Exercise requirements - What lines of the data hold the string "kind"? Pull each one out.

Input data -
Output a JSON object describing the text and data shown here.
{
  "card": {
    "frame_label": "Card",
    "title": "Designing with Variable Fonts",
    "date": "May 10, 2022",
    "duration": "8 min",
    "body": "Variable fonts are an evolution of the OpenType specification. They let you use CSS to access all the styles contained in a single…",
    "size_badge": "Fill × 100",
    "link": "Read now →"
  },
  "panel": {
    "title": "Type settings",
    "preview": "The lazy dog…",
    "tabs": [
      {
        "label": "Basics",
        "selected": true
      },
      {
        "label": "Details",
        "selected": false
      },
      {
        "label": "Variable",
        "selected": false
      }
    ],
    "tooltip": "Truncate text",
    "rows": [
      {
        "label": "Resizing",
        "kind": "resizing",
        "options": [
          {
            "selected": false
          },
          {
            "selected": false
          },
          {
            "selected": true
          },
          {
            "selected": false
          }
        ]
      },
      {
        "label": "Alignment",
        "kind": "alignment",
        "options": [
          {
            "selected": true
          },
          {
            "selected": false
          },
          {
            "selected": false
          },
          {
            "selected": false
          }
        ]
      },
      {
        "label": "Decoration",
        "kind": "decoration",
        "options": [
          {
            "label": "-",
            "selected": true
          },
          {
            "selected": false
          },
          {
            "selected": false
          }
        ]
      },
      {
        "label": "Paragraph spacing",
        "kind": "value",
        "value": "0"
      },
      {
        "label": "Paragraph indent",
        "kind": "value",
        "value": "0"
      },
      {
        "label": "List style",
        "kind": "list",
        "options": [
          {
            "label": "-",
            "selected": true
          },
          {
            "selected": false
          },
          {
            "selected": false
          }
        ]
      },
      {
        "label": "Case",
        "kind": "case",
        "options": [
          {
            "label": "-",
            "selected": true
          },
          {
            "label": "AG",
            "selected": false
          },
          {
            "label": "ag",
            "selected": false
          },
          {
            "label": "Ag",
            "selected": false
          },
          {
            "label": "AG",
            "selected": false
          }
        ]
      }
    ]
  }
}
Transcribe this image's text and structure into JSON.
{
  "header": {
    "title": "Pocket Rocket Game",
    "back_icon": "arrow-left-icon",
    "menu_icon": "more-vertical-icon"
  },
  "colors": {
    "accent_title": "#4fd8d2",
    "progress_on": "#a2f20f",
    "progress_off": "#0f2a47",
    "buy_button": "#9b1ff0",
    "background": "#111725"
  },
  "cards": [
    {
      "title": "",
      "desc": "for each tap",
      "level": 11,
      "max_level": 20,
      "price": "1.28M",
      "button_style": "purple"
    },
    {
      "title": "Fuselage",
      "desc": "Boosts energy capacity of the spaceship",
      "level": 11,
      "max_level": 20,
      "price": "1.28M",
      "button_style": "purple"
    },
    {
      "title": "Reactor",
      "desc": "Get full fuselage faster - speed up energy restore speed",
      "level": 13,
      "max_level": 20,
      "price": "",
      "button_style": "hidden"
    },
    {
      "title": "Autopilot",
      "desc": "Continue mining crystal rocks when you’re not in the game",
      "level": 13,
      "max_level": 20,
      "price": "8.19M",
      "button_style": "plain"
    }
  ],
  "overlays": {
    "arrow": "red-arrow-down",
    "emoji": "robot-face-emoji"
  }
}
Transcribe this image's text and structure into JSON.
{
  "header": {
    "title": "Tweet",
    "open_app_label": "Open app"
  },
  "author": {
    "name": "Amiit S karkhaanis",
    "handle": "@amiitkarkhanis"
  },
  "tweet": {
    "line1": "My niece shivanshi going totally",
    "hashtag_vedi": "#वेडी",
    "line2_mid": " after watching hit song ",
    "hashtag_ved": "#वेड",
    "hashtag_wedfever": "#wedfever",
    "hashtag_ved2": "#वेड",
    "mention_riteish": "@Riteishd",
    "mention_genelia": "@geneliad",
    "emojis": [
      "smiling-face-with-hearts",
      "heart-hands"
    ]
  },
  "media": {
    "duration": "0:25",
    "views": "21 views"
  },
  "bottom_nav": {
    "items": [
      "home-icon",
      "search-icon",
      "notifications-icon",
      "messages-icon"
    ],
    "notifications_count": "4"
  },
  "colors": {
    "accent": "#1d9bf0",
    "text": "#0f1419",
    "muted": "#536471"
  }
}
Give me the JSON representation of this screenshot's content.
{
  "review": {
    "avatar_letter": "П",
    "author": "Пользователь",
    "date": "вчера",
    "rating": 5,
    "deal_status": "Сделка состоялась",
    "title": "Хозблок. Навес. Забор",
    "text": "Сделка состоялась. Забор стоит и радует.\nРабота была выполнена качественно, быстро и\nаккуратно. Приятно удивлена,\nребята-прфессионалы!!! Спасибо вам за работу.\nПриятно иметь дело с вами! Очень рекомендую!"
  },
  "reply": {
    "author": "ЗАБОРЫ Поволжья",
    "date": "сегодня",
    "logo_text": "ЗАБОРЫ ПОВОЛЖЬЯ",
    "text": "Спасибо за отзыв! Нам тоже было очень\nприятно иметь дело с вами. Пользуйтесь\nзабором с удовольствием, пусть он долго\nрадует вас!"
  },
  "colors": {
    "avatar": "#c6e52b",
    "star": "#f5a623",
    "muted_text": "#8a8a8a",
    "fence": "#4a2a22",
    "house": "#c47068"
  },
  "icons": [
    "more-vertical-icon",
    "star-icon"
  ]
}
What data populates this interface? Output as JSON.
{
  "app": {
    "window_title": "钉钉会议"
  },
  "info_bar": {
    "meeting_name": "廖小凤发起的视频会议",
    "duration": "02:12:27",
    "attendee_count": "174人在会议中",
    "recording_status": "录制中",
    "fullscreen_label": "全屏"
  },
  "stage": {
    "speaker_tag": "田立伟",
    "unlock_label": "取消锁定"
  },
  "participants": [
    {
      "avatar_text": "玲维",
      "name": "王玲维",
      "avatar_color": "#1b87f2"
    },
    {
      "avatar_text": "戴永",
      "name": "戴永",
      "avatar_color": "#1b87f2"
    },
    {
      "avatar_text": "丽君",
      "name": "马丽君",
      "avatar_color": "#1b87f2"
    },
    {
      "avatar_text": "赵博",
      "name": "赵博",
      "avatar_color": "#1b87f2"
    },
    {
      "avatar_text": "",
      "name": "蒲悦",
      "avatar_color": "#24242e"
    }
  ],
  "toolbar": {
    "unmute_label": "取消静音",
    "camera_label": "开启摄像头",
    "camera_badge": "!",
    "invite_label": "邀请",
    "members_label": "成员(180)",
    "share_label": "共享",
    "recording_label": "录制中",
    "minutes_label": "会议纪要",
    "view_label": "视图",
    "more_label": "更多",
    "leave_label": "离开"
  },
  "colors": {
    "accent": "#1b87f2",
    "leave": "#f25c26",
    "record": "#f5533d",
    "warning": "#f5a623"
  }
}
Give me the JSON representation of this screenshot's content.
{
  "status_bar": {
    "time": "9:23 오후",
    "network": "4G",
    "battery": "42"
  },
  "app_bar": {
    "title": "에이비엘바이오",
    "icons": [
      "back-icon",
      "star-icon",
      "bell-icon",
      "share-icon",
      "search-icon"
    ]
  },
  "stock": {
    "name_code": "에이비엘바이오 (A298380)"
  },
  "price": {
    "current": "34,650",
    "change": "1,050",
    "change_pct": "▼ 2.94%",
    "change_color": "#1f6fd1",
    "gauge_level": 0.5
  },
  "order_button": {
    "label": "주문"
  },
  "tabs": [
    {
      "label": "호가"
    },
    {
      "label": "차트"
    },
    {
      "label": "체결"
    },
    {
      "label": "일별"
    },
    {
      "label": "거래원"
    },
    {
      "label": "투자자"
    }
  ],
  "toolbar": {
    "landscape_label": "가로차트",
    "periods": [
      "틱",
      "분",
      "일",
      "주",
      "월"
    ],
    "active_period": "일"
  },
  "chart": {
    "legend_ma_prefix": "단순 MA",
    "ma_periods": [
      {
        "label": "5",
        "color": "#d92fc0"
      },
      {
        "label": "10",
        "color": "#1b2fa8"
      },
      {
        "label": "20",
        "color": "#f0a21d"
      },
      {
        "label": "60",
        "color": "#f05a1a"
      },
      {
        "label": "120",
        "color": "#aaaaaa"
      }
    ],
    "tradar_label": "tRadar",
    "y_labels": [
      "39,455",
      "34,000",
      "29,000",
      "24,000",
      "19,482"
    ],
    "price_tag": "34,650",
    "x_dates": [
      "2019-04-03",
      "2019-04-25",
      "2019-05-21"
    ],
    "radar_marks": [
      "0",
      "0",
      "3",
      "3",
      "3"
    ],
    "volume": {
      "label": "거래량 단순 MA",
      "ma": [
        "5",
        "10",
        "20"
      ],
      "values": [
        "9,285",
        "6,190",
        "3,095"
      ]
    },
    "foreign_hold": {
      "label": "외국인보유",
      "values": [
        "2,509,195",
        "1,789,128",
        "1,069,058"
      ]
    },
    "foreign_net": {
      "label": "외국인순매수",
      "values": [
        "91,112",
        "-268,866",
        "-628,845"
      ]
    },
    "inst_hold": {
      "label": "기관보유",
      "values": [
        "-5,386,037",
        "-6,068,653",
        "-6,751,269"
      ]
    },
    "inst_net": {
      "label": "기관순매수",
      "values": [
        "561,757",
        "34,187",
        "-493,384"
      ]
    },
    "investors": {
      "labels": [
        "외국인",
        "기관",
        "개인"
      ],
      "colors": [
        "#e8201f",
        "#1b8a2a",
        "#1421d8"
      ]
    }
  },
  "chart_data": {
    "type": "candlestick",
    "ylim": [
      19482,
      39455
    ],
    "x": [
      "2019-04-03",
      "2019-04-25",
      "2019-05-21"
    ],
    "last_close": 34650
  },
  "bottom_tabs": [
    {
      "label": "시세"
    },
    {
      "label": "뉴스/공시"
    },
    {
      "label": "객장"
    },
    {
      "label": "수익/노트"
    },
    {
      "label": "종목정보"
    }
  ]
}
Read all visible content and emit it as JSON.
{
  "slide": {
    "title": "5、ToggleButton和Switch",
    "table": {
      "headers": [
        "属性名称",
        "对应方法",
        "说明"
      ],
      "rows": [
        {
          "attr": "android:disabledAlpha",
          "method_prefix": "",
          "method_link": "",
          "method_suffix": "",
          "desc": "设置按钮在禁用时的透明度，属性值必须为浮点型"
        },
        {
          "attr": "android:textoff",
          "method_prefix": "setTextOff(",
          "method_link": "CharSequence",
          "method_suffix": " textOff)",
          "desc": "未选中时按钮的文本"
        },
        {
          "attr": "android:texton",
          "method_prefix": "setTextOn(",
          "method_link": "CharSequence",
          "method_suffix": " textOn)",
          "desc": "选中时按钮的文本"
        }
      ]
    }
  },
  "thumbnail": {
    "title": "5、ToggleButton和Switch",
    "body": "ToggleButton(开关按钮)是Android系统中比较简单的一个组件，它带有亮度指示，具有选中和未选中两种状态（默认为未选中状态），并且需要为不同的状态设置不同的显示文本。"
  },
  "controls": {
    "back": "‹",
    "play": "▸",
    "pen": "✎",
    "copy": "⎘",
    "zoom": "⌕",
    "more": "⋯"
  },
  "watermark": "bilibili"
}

Output for this task -
        "kind": "resizing",
        "kind": "alignment",
        "kind": "decoration",
        "kind": "value",
        "kind": "value",
        "kind": "list",
        "kind": "case",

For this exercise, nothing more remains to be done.